- **Assignment**:
Return every line of the data that contains the string "title".

- **Source material**:
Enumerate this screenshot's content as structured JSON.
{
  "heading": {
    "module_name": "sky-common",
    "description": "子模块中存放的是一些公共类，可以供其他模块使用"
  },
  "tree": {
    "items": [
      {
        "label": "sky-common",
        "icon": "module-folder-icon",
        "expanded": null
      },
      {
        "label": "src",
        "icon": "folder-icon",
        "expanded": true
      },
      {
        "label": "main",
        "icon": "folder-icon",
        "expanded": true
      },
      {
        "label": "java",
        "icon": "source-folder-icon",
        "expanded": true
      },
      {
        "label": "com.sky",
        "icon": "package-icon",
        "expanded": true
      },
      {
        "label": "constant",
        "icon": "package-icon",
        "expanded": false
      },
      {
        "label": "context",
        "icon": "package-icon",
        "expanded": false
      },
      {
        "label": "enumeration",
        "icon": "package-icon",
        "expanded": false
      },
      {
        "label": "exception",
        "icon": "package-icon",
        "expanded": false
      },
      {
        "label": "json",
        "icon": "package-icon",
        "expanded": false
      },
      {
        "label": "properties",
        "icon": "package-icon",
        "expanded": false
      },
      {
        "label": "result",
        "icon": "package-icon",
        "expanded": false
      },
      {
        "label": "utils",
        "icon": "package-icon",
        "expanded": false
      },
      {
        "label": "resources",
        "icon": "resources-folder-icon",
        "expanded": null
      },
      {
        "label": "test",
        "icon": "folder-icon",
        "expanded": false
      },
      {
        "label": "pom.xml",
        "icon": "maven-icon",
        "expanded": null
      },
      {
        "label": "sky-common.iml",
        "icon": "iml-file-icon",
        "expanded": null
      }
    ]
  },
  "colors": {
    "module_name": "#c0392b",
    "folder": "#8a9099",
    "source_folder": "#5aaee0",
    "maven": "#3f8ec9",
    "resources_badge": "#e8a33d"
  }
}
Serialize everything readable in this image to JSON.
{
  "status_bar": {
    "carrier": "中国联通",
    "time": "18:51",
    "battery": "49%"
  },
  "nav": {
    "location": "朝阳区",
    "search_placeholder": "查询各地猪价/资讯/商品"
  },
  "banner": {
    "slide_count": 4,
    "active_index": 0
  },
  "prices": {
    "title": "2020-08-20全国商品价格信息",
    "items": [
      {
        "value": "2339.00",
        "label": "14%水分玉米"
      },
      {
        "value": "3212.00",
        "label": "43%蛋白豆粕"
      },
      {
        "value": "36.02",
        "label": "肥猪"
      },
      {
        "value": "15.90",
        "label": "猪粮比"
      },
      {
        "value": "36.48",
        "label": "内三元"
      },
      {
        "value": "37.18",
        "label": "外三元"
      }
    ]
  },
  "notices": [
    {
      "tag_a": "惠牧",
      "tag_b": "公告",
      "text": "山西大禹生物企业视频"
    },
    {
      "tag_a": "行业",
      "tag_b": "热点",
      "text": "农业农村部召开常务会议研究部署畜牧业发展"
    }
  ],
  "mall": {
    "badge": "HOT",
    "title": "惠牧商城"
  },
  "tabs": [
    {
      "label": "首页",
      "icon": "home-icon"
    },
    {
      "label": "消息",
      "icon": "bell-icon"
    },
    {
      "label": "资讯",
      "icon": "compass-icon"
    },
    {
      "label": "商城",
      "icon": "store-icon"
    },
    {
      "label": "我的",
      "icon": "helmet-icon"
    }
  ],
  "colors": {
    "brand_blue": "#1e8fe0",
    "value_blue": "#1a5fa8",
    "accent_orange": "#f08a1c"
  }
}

- **Reply to the task**:
    "title": "2020-08-20全国商品价格信息",
    "title": "惠牧商城"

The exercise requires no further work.